Second, the Ninth and 14th Amendments are more modern and democratically responsive. The Ninth invites us to consider not only rights that have long been part of the American tradition but also rights that have emerged in actual modern practice and in state constitutional clauses of relatively recent vintage that are relatively easy to amend. The 14th directs our attention to the still-relevant problems of race and police protection or the absence thereof. By contrast, the Second Amendment harkens back to a lost 18th-century America, where citizens regularly mustered for militia service on the town square and where the federal army was rightly suspect. This is not our world.

Finally, a focus on the Ninth and 14th Amendments is simply more honest. The open-ended language of the Ninth and 14th Amendments really did aim to invite Americans to ponder state constitutional provisions that declare rights, and these provisions really do focus on individual self-defense. The framers of the 14th Amendment really did focus intently on self-defense in the home. The framers of the Second did not.

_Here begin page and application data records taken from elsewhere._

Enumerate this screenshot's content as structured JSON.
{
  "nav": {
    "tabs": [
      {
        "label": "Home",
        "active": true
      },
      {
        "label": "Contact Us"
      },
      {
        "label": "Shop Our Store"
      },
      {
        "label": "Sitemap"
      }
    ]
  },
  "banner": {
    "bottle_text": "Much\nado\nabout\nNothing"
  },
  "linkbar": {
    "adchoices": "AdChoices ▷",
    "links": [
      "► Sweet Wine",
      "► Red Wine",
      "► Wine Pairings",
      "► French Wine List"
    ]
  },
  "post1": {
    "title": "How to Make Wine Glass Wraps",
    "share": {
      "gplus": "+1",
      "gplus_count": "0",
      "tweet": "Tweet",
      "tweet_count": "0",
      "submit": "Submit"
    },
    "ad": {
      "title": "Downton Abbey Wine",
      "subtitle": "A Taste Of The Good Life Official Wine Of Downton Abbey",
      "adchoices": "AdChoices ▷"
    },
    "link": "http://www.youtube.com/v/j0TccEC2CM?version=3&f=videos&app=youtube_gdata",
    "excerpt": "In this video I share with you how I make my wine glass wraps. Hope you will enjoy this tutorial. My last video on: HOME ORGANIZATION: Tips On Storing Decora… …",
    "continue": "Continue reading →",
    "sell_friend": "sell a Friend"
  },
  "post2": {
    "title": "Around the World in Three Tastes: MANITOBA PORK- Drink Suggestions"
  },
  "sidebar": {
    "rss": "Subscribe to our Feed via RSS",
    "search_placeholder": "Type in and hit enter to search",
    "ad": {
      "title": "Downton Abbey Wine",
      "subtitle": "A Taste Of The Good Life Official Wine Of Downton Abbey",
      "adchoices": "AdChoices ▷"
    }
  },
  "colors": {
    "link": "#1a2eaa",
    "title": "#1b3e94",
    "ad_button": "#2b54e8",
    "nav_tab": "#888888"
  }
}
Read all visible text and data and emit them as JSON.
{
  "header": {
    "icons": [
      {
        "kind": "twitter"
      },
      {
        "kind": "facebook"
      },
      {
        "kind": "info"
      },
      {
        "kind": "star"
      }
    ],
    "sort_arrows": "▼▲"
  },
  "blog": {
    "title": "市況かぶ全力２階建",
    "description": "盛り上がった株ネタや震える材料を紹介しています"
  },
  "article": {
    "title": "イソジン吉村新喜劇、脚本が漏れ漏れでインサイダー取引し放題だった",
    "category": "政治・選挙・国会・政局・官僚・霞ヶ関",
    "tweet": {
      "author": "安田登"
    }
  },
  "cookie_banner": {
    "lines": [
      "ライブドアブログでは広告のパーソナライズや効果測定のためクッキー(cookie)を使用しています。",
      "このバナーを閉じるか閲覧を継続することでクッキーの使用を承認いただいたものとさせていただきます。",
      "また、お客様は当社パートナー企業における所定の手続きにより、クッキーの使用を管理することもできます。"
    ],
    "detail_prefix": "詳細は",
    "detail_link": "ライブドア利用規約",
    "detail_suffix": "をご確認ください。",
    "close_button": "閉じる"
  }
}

Akhil Reed Amar is a Yale law professor and author of America’s Unwritten Constitution: The Precedents and Principles We Live By.